Restate the entries word for word, leaving nothing out.

> _DATA PROVIDED_
╔══

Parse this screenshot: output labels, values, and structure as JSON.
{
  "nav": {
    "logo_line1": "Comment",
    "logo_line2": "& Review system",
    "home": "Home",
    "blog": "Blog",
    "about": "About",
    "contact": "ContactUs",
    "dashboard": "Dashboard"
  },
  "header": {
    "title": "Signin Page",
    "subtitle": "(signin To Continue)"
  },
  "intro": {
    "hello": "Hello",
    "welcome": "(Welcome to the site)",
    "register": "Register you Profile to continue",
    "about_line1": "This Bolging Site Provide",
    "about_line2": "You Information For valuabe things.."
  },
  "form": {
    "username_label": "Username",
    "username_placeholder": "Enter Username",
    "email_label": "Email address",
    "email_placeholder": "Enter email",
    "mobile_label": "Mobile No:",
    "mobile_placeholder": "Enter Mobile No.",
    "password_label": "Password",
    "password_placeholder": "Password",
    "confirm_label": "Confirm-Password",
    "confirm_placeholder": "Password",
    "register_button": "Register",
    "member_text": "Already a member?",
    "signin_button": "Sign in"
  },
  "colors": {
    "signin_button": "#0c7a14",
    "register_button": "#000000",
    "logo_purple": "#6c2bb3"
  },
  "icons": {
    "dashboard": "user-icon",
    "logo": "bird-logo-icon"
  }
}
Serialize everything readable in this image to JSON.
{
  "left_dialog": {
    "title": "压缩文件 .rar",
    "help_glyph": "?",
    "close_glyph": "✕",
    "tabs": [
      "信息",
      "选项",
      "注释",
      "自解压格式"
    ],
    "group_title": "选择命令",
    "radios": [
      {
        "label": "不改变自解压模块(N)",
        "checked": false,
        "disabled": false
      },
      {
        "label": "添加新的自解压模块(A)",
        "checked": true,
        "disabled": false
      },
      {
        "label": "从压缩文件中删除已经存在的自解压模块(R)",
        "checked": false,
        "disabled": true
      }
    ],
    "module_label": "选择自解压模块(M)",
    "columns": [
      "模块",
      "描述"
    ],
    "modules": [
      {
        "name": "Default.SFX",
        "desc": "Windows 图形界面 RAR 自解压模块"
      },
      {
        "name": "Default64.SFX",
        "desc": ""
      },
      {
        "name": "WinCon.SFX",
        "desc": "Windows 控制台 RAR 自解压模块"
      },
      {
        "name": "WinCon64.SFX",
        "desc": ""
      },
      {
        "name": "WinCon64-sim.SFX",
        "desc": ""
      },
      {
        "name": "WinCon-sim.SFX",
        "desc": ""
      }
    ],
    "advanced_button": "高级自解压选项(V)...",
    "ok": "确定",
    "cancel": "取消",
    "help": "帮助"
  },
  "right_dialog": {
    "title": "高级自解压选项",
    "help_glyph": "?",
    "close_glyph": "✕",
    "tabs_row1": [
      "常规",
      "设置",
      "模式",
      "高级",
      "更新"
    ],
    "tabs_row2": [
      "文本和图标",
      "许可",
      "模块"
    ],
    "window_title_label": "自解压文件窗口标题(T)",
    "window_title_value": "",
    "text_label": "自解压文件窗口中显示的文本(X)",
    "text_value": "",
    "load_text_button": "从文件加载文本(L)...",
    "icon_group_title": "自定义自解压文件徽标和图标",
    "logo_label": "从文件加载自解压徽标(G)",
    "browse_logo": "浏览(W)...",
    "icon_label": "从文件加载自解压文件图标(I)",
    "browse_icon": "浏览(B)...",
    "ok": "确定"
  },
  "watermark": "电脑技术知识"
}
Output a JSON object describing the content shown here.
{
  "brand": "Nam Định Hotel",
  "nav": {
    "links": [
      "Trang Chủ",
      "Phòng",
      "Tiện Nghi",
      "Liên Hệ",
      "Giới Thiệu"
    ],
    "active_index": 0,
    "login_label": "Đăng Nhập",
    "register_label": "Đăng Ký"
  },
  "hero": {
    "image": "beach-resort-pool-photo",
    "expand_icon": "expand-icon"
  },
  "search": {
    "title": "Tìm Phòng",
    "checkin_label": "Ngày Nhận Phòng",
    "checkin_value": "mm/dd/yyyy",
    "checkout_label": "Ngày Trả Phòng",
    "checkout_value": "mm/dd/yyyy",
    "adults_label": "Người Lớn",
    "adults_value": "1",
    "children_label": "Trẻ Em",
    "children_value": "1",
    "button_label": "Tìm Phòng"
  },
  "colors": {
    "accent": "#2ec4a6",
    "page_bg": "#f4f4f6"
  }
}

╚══

> _RESULT BELOW_
Parse this screenshot: output labels, values, and structure as JSON.
{
  "nav": {
    "logo_line1": "Comment",
    "logo_line2": "& Review system",
    "home": "Home",
    "blog": "Blog",
    "about": "About",
    "contact": "ContactUs",
    "dashboard": "Dashboard"
  },
  "header": {
    "title": "Signin Page",
    "subtitle": "(signin To Continue)"
  },
  "intro": {
    "hello": "Hello",
    "welcome": "(Welcome to the site)",
    "register": "Register you Profile to continue",
    "about_line1": "This Bolging Site Provide",
    "about_line2": "You Information For valuabe things.."
  },
  "form": {
    "username_label": "Username",
    "username_placeholder": "Enter Username",
    "email_label": "Email address",
    "email_placeholder": "Enter email",
    "mobile_label": "Mobile No:",
    "mobile_placeholder": "Enter Mobile No.",
    "password_label": "Password",
    "password_placeholder": "Password",
    "confirm_label": "Confirm-Password",
    "confirm_placeholder": "Password",
    "register_button": "Register",
    "member_text": "Already a member?",
    "signin_button": "Sign in"
  },
  "colors": {
    "signin_button": "#0c7a14",
    "register_button": "#000000",
    "logo_purple": "#6c2bb3"
  },
  "icons": {
    "dashboard": "user-icon",
    "logo": "bird-logo-icon"
  }
}
Serialize everything readable in this image to JSON.
{
  "left_dialog": {
    "title": "压缩文件 .rar",
    "help_glyph": "?",
    "close_glyph": "✕",
    "tabs": [
      "信息",
      "选项",
      "注释",
      "自解压格式"
    ],
    "group_title": "选择命令",
    "radios": [
      {
        "label": "不改变自解压模块(N)",
        "checked": false,
        "disabled": false
      },
      {
        "label": "添加新的自解压模块(A)",
        "checked": true,
        "disabled": false
      },
      {
        "label": "从压缩文件中删除已经存在的自解压模块(R)",
        "checked": false,
        "disabled": true
      }
    ],
    "module_label": "选择自解压模块(M)",
    "columns": [
      "模块",
      "描述"
    ],
    "modules": [
      {
        "name": "Default.SFX",
        "desc": "Windows 图形界面 RAR 自解压模块"
      },
      {
        "name": "Default64.SFX",
        "desc": ""
      },
      {
        "name": "WinCon.SFX",
        "desc": "Windows 控制台 RAR 自解压模块"
      },
      {
        "name": "WinCon64.SFX",
        "desc": ""
      },
      {
        "name": "WinCon64-sim.SFX",
        "desc": ""
      },
      {
        "name": "WinCon-sim.SFX",
        "desc": ""
      }
    ],
    "advanced_button": "高级自解压选项(V)...",
    "ok": "确定",
    "cancel": "取消",
    "help": "帮助"
  },
  "right_dialog": {
    "title": "高级自解压选项",
    "help_glyph": "?",
    "close_glyph": "✕",
    "tabs_row1": [
      "常规",
      "设置",
      "模式",
      "高级",
      "更新"
    ],
    "tabs_row2": [
      "文本和图标",
      "许可",
      "模块"
    ],
    "window_title_label": "自解压文件窗口标题(T)",
    "window_title_value": "",
    "text_label": "自解压文件窗口中显示的文本(X)",
    "text_value": "",
    "load_text_button": "从文件加载文本(L)...",
    "icon_group_title": "自定义自解压文件徽标和图标",
    "logo_label": "从文件加载自解压徽标(G)",
    "browse_logo": "浏览(W)...",
    "icon_label": "从文件加载自解压文件图标(I)",
    "browse_icon": "浏览(B)...",
    "ok": "确定"
  },
  "watermark": "电脑技术知识"
}
Output a JSON object describing the content shown here.
{
  "brand": "Nam Định Hotel",
  "nav": {
    "links": [
      "Trang Chủ",
      "Phòng",
      "Tiện Nghi",
      "Liên Hệ",
      "Giới Thiệu"
    ],
    "active_index": 0,
    "login_label": "Đăng Nhập",
    "register_label": "Đăng Ký"
  },
  "hero": {
    "image": "beach-resort-pool-photo",
    "expand_icon": "expand-icon"
  },
  "search": {
    "title": "Tìm Phòng",
    "checkin_label": "Ngày Nhận Phòng",
    "checkin_value": "mm/dd/yyyy",
    "checkout_label": "Ngày Trả Phòng",
    "checkout_value": "mm/dd/yyyy",
    "adults_label": "Người Lớn",
    "adults_value": "1",
    "children_label": "Trẻ Em",
    "children_value": "1",
    "button_label": "Tìm Phòng"
  },
  "colors": {
    "accent": "#2ec4a6",
    "page_bg": "#f4f4f6"
  }
}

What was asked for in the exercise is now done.